The older I get, the more I think I don't understand life at all.

When I was younger, I was too busy living to think too much about meaning. I knew I had to work hard and succeed. I knew I should care about and help others. But I didn't get LIFE. You know? I was just too young and inexperienced.

Often I still feel frightfully young and uncertain of things, like there is so much more out there to experience and consider. And really, I feel like it is all in here, and not "out there" at all. That the in-hereness of LIFE is one of its secrets that you start to figure out when you slow down and be.

I spend a lot of my time in the outer world. Doing things, achieving, accomplishing, striving, surviving. Generally, I like it there. I enjoy the busyness and the socialness and the continuity of my life. BUT I also like the sense I carry within me, a quiet, still, heavy, calm, soothing awareness that real life is inside and that all the rest of it is just illusion and trappings. It's why I can be happy even when I'm sad, and calm even when I'm agitated. I don't know if that makes sense, but that's okay too. It's what I feel.

Paradoxically, I've been feeling quite middle-aged of late.

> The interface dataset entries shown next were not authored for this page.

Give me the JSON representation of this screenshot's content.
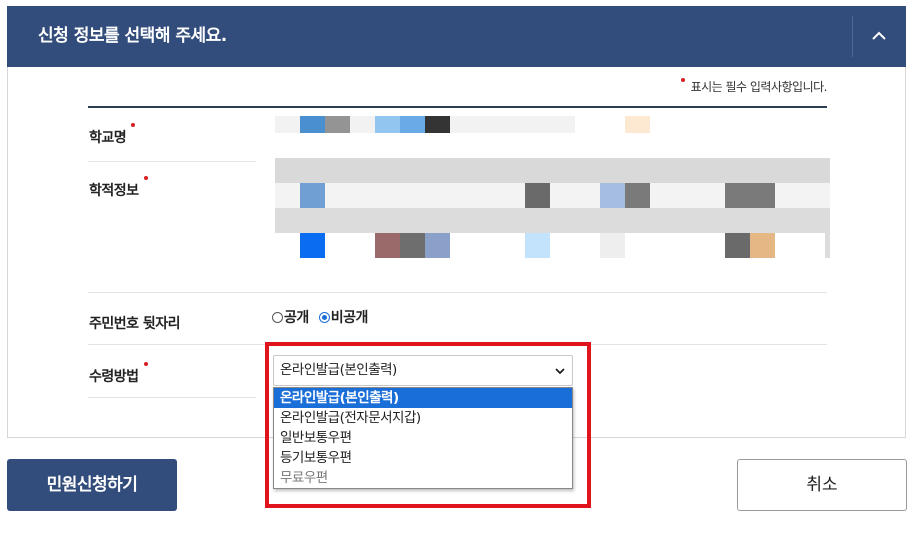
{
  "header": {
    "title": "신청 정보를 선택해 주세요.",
    "collapse_icon": "chevron-up-icon"
  },
  "required_note": "표시는 필수 입력사항입니다.",
  "colors": {
    "primary": "#324d7b",
    "required_dot": "#d81f26",
    "highlight_border": "#e0141c",
    "selected_option": "#1a6ed8"
  },
  "form": {
    "school_name_label": "학교명",
    "academic_info_label": "학적정보",
    "rrn_label": "주민번호 뒷자리",
    "rrn_options": [
      {
        "label": "공개",
        "checked": false
      },
      {
        "label": "비공개",
        "checked": true
      }
    ],
    "receipt_label": "수령방법",
    "receipt_select": {
      "value": "온라인발급(본인출력)",
      "options": [
        {
          "label": "온라인발급(본인출력)",
          "selected": true,
          "disabled": false
        },
        {
          "label": "온라인발급(전자문서지갑)",
          "selected": false,
          "disabled": false
        },
        {
          "label": "일반보통우편",
          "selected": false,
          "disabled": false
        },
        {
          "label": "등기보통우편",
          "selected": false,
          "disabled": false
        },
        {
          "label": "무료우편",
          "selected": false,
          "disabled": true
        }
      ]
    }
  },
  "buttons": {
    "submit": "민원신청하기",
    "cancel": "취소"
  }
}
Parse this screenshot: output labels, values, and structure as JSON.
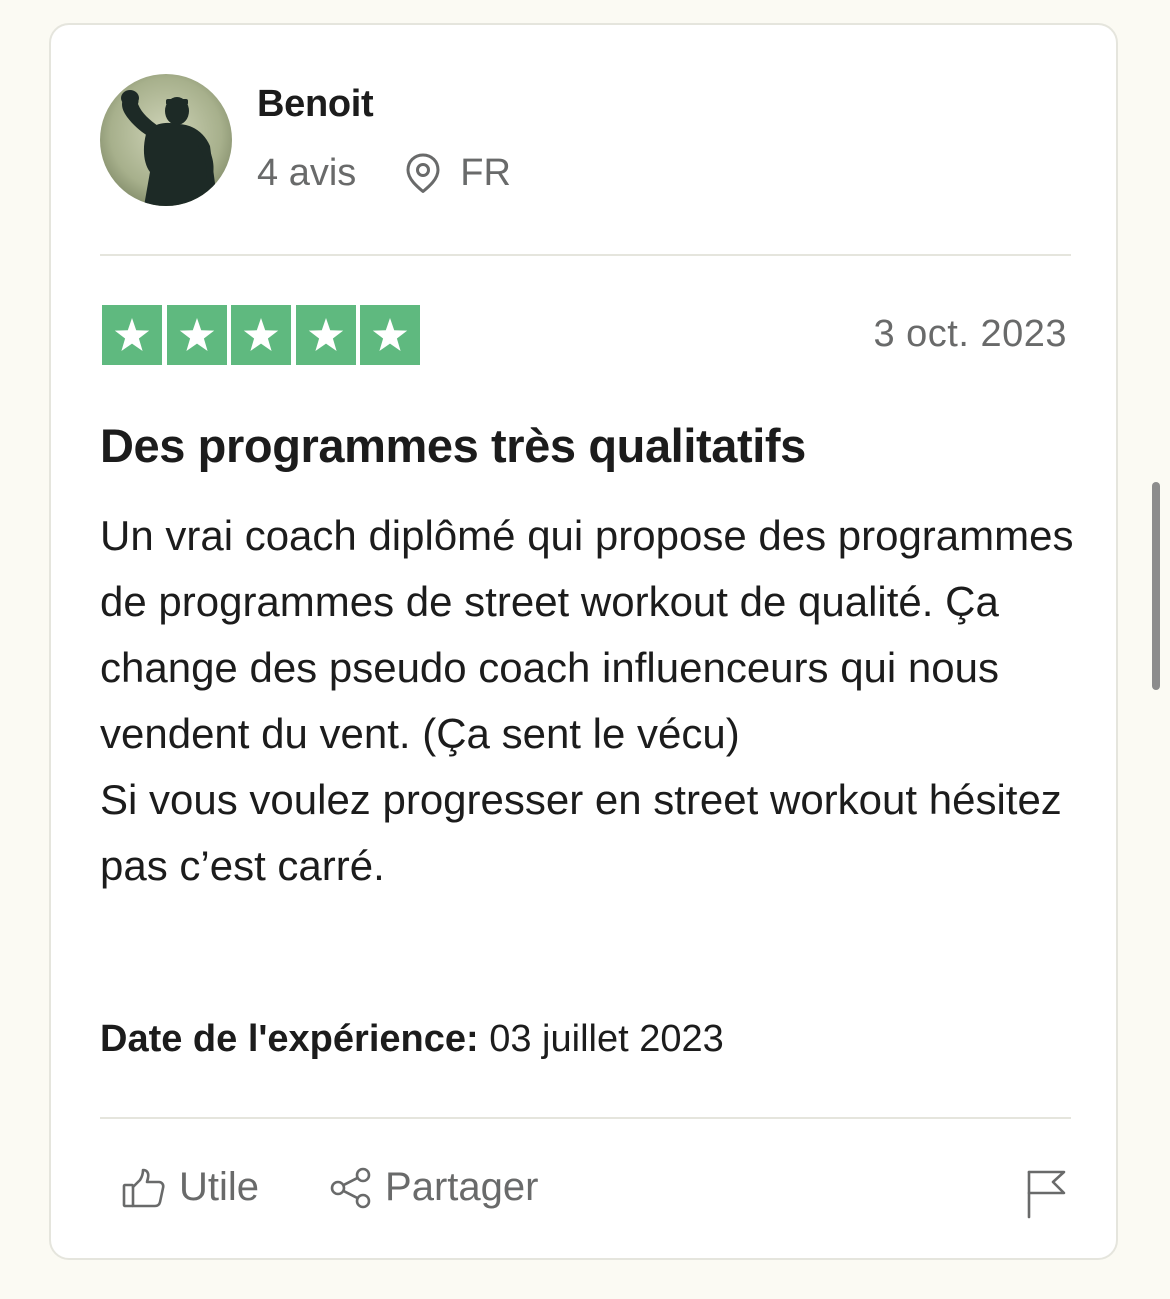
{
  "review": {
    "consumer": {
      "name": "Benoit",
      "review_count": "4 avis",
      "country": "FR",
      "location_icon": "location-pin-icon",
      "avatar": "avatar"
    },
    "rating": {
      "stars": 5,
      "max": 5,
      "star_color": "#5fb97f"
    },
    "date": "3 oct. 2023",
    "title": "Des programmes très qualitatifs",
    "body": "Un vrai coach diplômé qui propose des programmes de programmes de street workout de qualité. Ça change des pseudo coach influenceurs qui nous vendent du vent. (Ça sent le vécu)\nSi vous voulez progresser en street workout hésitez pas c’est carré.",
    "experience": {
      "label": "Date de l'expérience:",
      "value": "03 juillet 2023"
    },
    "actions": {
      "useful_label": "Utile",
      "useful_icon": "thumbs-up-icon",
      "share_label": "Partager",
      "share_icon": "share-icon",
      "report_icon": "flag-icon"
    }
  },
  "colors": {
    "background": "#fbfaf3",
    "card": "#ffffff",
    "border": "#e5e5dd",
    "text": "#1c1c1c",
    "muted": "#696a6a"
  }
}
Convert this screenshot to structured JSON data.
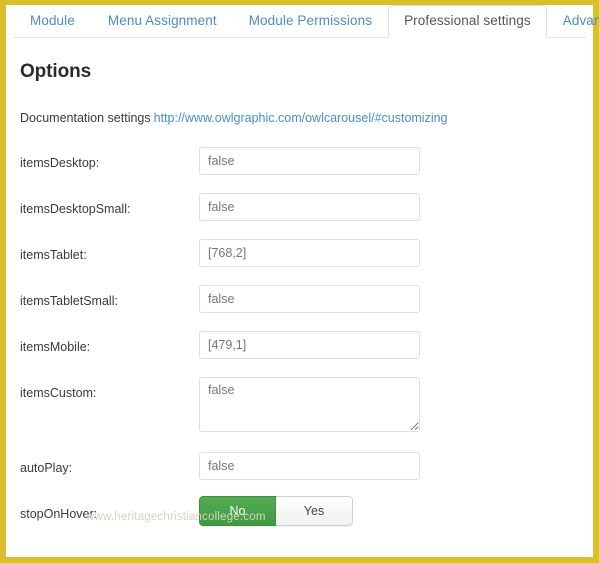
{
  "window": {
    "border_color": "#d9bf2b",
    "accent_link_color": "#4a8fc0",
    "toggle_green": "#449d44"
  },
  "tabs": [
    {
      "label": "Module",
      "active": false
    },
    {
      "label": "Menu Assignment",
      "active": false
    },
    {
      "label": "Module Permissions",
      "active": false
    },
    {
      "label": "Professional settings",
      "active": true
    },
    {
      "label": "Advanced",
      "active": false
    }
  ],
  "main": {
    "page_title": "Options",
    "documentation": {
      "label": "Documentation settings",
      "link_text": "http://www.owlgraphic.com/owlcarousel/#customizing"
    }
  },
  "fields": [
    {
      "label": "itemsDesktop:",
      "value": "false",
      "type": "text"
    },
    {
      "label": "itemsDesktopSmall:",
      "value": "false",
      "type": "text"
    },
    {
      "label": "itemsTablet:",
      "value": "[768,2]",
      "type": "text"
    },
    {
      "label": "itemsTabletSmall:",
      "value": "false",
      "type": "text"
    },
    {
      "label": "itemsMobile:",
      "value": "[479,1]",
      "type": "text"
    },
    {
      "label": "itemsCustom:",
      "value": "false",
      "type": "textarea"
    },
    {
      "label": "autoPlay:",
      "value": "false",
      "type": "text"
    },
    {
      "label": "stopOnHover:",
      "type": "toggle",
      "options": [
        {
          "label": "No",
          "selected": true
        },
        {
          "label": "Yes",
          "selected": false
        }
      ]
    }
  ],
  "watermark": "www.heritagechristiancollege.com"
}
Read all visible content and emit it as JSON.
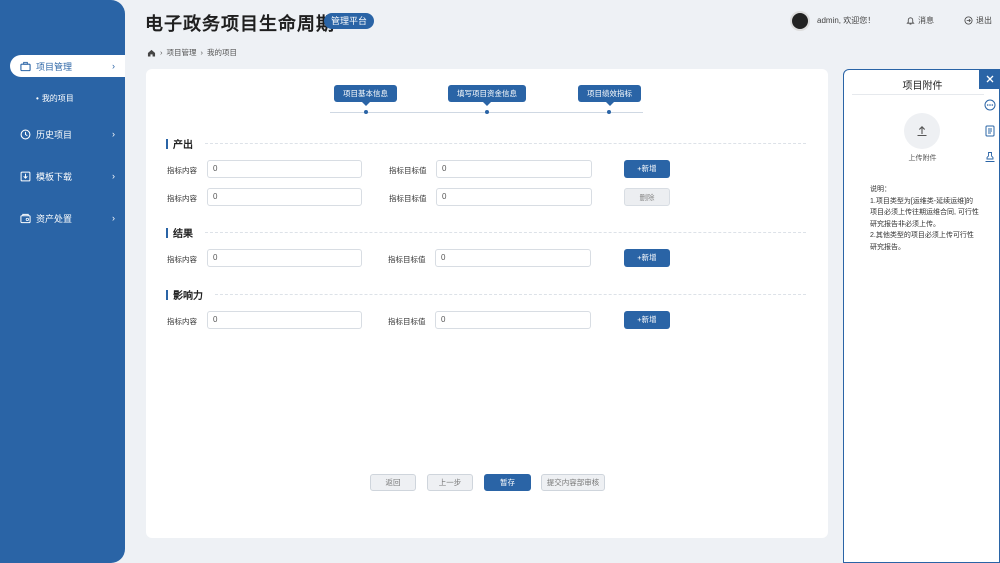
{
  "header": {
    "title": "电子政务项目生命周期",
    "badge": "管理平台",
    "user": "admin, 欢迎您！",
    "messages": "消息",
    "logout": "退出"
  },
  "sidebar": {
    "items": [
      {
        "label": "项目管理",
        "icon": "briefcase-icon"
      },
      {
        "label": "历史项目",
        "icon": "clock-icon"
      },
      {
        "label": "模板下载",
        "icon": "download-icon"
      },
      {
        "label": "资产处置",
        "icon": "asset-icon"
      }
    ],
    "sub_item": "我的项目"
  },
  "breadcrumb": [
    "项目管理",
    "我的项目"
  ],
  "steps": [
    "项目基本信息",
    "填写项目资金信息",
    "项目绩效指标"
  ],
  "sections": {
    "output": {
      "title": "产出",
      "rows": [
        {
          "label1": "指标内容",
          "value1": "0",
          "label2": "指标目标值",
          "value2": "0",
          "button": "+新增"
        },
        {
          "label1": "指标内容",
          "value1": "0",
          "label2": "指标目标值",
          "value2": "0",
          "button": "删除"
        }
      ]
    },
    "result": {
      "title": "结果",
      "rows": [
        {
          "label1": "指标内容",
          "value1": "0",
          "label2": "指标目标值",
          "value2": "0",
          "button": "+新增"
        }
      ]
    },
    "impact": {
      "title": "影响力",
      "rows": [
        {
          "label1": "指标内容",
          "value1": "0",
          "label2": "指标目标值",
          "value2": "0",
          "button": "+新增"
        }
      ]
    }
  },
  "footer": {
    "back": "返回",
    "prev": "上一步",
    "save": "暂存",
    "submit": "提交内容部审核"
  },
  "panel": {
    "title": "项目附件",
    "upload_label": "上传附件",
    "notes_title": "说明：",
    "note1": "1.项目类型为[运维类-延续运维]的项目必须上传往期运维合同, 可行性研究报告非必须上传。",
    "note2": "2.其他类型的项目必须上传可行性研究报告。"
  },
  "colors": {
    "primary": "#2a64a6"
  }
}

That's unusual for me. I convinced myself long ago that I was going to live well into my 90s, so I usually tend to think of my 40s as being a time of youth and vibrancy, not even halfway along my path this time through. But lately I'm driving in the car, or shopping, or writing, and I see myself as others most. A 43 year old woman, overweight, tired, frazzled hair and aging skin. You can't hide the reality of all of that behind an energetic smile. And it's okay. It's okay to me to be what I am. I'm not frightened of it or resisting it. Most of me actually embraces it. I worked hard to get to this day, this moment, and I have earned all of my past. It just seems sort of ... weird, I guess.

But happy. Mostly happy.


Anonymous said...

In-hereness? I like ithat. It resonates with me. I internalize the experiences of the day and later I have culled most of the bits out until just a few remain. Those few memories are shiny and they string together to adorn my self image. They enhance shared moments to the point of such blind contentment that I can ask, "Will you marry me?" and sit expectantly for your answer! heh

Marie said...